• TASK DATA
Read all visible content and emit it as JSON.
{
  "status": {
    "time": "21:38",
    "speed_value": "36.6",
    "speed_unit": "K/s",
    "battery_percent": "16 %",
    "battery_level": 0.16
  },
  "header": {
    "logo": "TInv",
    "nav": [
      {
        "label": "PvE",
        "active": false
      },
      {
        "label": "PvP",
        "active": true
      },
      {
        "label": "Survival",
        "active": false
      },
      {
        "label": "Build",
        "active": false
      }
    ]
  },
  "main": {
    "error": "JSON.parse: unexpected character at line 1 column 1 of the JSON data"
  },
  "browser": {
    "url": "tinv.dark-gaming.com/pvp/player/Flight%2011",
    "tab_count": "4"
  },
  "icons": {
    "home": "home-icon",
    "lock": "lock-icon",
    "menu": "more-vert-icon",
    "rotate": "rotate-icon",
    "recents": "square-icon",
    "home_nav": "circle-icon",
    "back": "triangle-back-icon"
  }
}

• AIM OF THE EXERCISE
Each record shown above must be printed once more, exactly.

• RESPONSE TO THIS EXERCISE
Read all visible content and emit it as JSON.
{
  "status": {
    "time": "21:38",
    "speed_value": "36.6",
    "speed_unit": "K/s",
    "battery_percent": "16 %",
    "battery_level": 0.16
  },
  "header": {
    "logo": "TInv",
    "nav": [
      {
        "label": "PvE",
        "active": false
      },
      {
        "label": "PvP",
        "active": true
      },
      {
        "label": "Survival",
        "active": false
      },
      {
        "label": "Build",
        "active": false
      }
    ]
  },
  "main": {
    "error": "JSON.parse: unexpected character at line 1 column 1 of the JSON data"
  },
  "browser": {
    "url": "tinv.dark-gaming.com/pvp/player/Flight%2011",
    "tab_count": "4"
  },
  "icons": {
    "home": "home-icon",
    "lock": "lock-icon",
    "menu": "more-vert-icon",
    "rotate": "rotate-icon",
    "recents": "square-icon",
    "home_nav": "circle-icon",
    "back": "triangle-back-icon"
  }
}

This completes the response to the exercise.